Several national papers reported onNFU President Minette Batters’ opening speech at NFU Conference 2020, highlighting her comments around avoiding trade deals that would allow imports of food that would be illegal to produce here.
The day after the UK officially left the EU, NFU President Minette Batters wrote a column in The Independent showcasing the opportunity for Britain to become a global leader in food, and calls for Prime Minister Boris Johnson to legislate that any food imports will meet our own high production standards.
On Brexit Day, NFU President Minette Batters was interviewed on BBC Radio 4 Today where she reiterated the importance of prioritising food production standards in international trade deals. NFU uplands forum chairman Thomas Binns was interviewed on the porgramme talking about how trade negotiations could play out for livestock farmers.
Mrs Batters also appeared on BBC1's Question Time where she debated the direction of trade negotiations with James Cleverly MP.
‘We have got some of the highest animal welfare standards in the world’— BBC Question Time (@bbcquestiontime) January 30, 2020

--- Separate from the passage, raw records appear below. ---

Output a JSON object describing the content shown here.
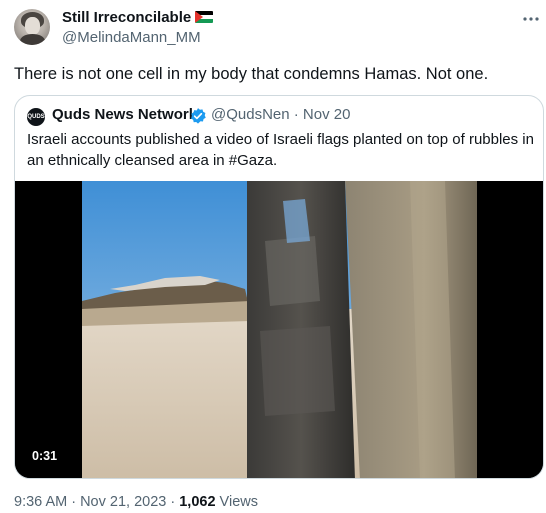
{
  "author": {
    "display_name": "Still Irreconcilable",
    "handle": "@MelindaMann_MM",
    "flag_icon": "palestine-flag-icon"
  },
  "tweet": {
    "text": "There is not one cell in my body that condemns Hamas. Not one."
  },
  "quoted": {
    "avatar_text": "QUDS",
    "display_name": "Quds News Network",
    "handle_and_date": "@QudsNen · Nov 20",
    "text": "Israeli accounts published a video of Israeli flags planted on top of rubbles in an ethnically cleansed area in #Gaza.",
    "video_duration": "0:31"
  },
  "meta": {
    "timestamp": "9:36 AM · Nov 21, 2023 · ",
    "views_count": "1,062",
    "views_label": " Views"
  },
  "colors": {
    "text_primary": "#0f1419",
    "text_secondary": "#536471",
    "border": "#cfd9de",
    "verified": "#1d9bf0"
  }
}
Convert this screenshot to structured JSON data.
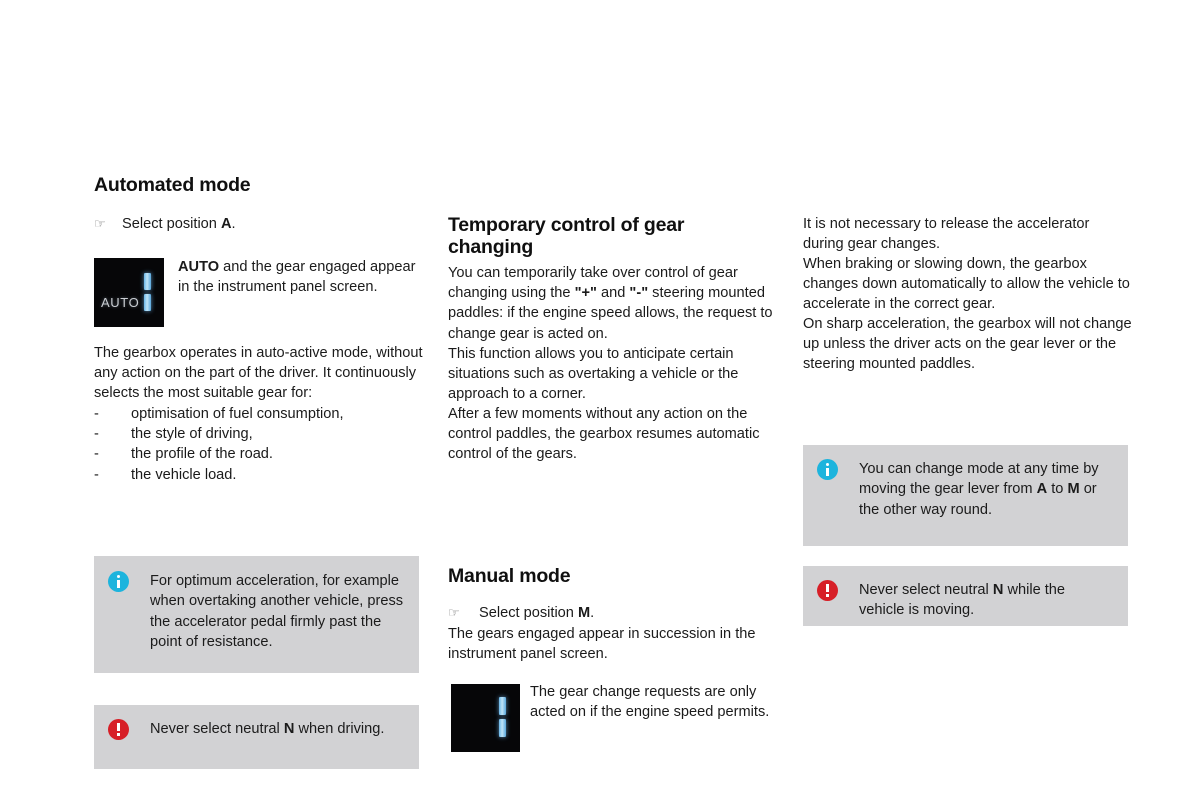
{
  "page": {
    "background_color": "#ffffff",
    "callout_background": "#d2d2d4",
    "info_icon_color": "#1db4dd",
    "warning_icon_color": "#d71f27",
    "display_background": "#060608",
    "display_segment_color": "#7cc0e8"
  },
  "left_column": {
    "heading": "Automated mode",
    "bullet_glyph": "☞",
    "bullet": {
      "prefix": "Select position ",
      "bold": "A",
      "suffix": "."
    },
    "display": {
      "label": "AUTO",
      "gear": "1"
    },
    "display_caption": {
      "bold": "AUTO",
      "text": " and the gear engaged appear in the instrument panel screen."
    },
    "paragraph": "The gearbox operates in auto-active mode, without any action on the part of the driver. It continuously selects the most suitable gear for:",
    "list_dash": "-",
    "list_items": [
      "optimisation of fuel consumption,",
      "the style of driving,",
      "the profile of the road.",
      "the vehicle load."
    ],
    "info_box": {
      "icon": "info-icon",
      "text": "For optimum acceleration, for example when overtaking another vehicle, press the accelerator pedal firmly past the point of resistance."
    },
    "warning_box": {
      "icon": "warning-icon",
      "prefix": "Never select neutral ",
      "bold": "N",
      "suffix": " when driving."
    }
  },
  "middle_column": {
    "heading": "Temporary control of gear changing",
    "paragraph_1_parts": {
      "a": "You can temporarily take over control of gear changing using the ",
      "b1": "\"+\"",
      "c": " and ",
      "b2": "\"-\"",
      "d": " steering mounted paddles: if the engine speed allows, the request to change gear is acted on."
    },
    "paragraph_2": "This function allows you to anticipate certain situations such as overtaking a vehicle or the approach to a corner.",
    "paragraph_3": "After a few moments without any action on the control paddles, the gearbox resumes automatic control of the gears.",
    "heading_2": "Manual mode",
    "bullet_glyph": "☞",
    "bullet": {
      "prefix": "Select position ",
      "bold": "M",
      "suffix": "."
    },
    "paragraph_4": "The gears engaged appear in succession in the instrument panel screen.",
    "display": {
      "gear": "1"
    },
    "display_caption": "The gear change requests are only acted on if the engine speed permits."
  },
  "right_column": {
    "paragraph_1": "It is not necessary to release the accelerator during gear changes.",
    "paragraph_2": "When braking or slowing down, the gearbox changes down automatically to allow the vehicle to accelerate in the correct gear.",
    "paragraph_3": "On sharp acceleration, the gearbox will not change up unless the driver acts on the gear lever or the steering mounted paddles.",
    "info_box": {
      "icon": "info-icon",
      "a": "You can change mode at any time by moving the gear lever from ",
      "b1": "A",
      "c": " to ",
      "b2": "M",
      "d": " or the other way round."
    },
    "warning_box": {
      "icon": "warning-icon",
      "prefix": "Never select neutral ",
      "bold": "N",
      "suffix": " while the vehicle is moving."
    }
  }
}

'We’ve always said we want to maintain our standards, the point is about imports that come into this country'@JamesCleverly and @Minette_Batters clash on gov’t plans for food standards post-Brexit. #bbcqt pic.twitter.com/r53CnTOe8E
Industry call to action on food standards
The Daily Telegraph’s front page reported a joint call to action in a letter to the Prime Minister from farming, wildlife and environmental organisations for food standards to be enshrined in law after we leave the EU.
NFU President Minette Batters is featured in The Times, highlighting that a failure to set a fair baseline for British and foreign agricultural goods could drive UK farms out of business.
New Years' message from NFU President
Multiple outlets covered NFU President Minette Batters' New Year message, including the Mail Online and Daily Telegraph, which highlighted the NFU’s net zero plans and its asks on maintaining high food and farming standards on food imports post-Brexit.
NFU President Minette Batters was interviewed on Sky News to say that the government’s commitment to continue the same levels of farm funding for 2020 will help farmers manage risk, but that all food imports should be produced to at least the same standards as are legally required of UK farmers.
Oxford Farming Conference
NFU President Minette Batters spoke to BBC Radio 4’s Today programme ahead of Oxford Farming Conference and explained the importance of bringing together experts in a Trade and Standards Commission to scrutinise future free trade agreements.
On @BBCr4today this morning, NFU President @Minette_Batters called on the Government to honour its promise to form a trade and standards commission to ensure we do not import food that would be illegal to produce in this country ? Listen from 54 mins https://t.co/vVXrnaGoal pic.twitter.com/o1mVd2cZsT— National Farmers' Union (@NFUtweets) January 8, 2020
BBC Farming Today reported from both days at the OFC, and included NFU President Minette Batters’ call for a trade and standards commission to scrutinise future trade negotiations.
Agriculture Bill confirmed for January 2020
Press Association and The Daily Telegraph report that Defra Secretary of State Theresa Villiers has confirmed the Agriculture Bill will be introduced this month to Parliament. Mrs Batters is quoted heavily throughout the articles.
Mrs Batters also featured in The Times, highlighting that a failure to set a fair baseline for British and foreign agricultural goods could drive UK farms out of business.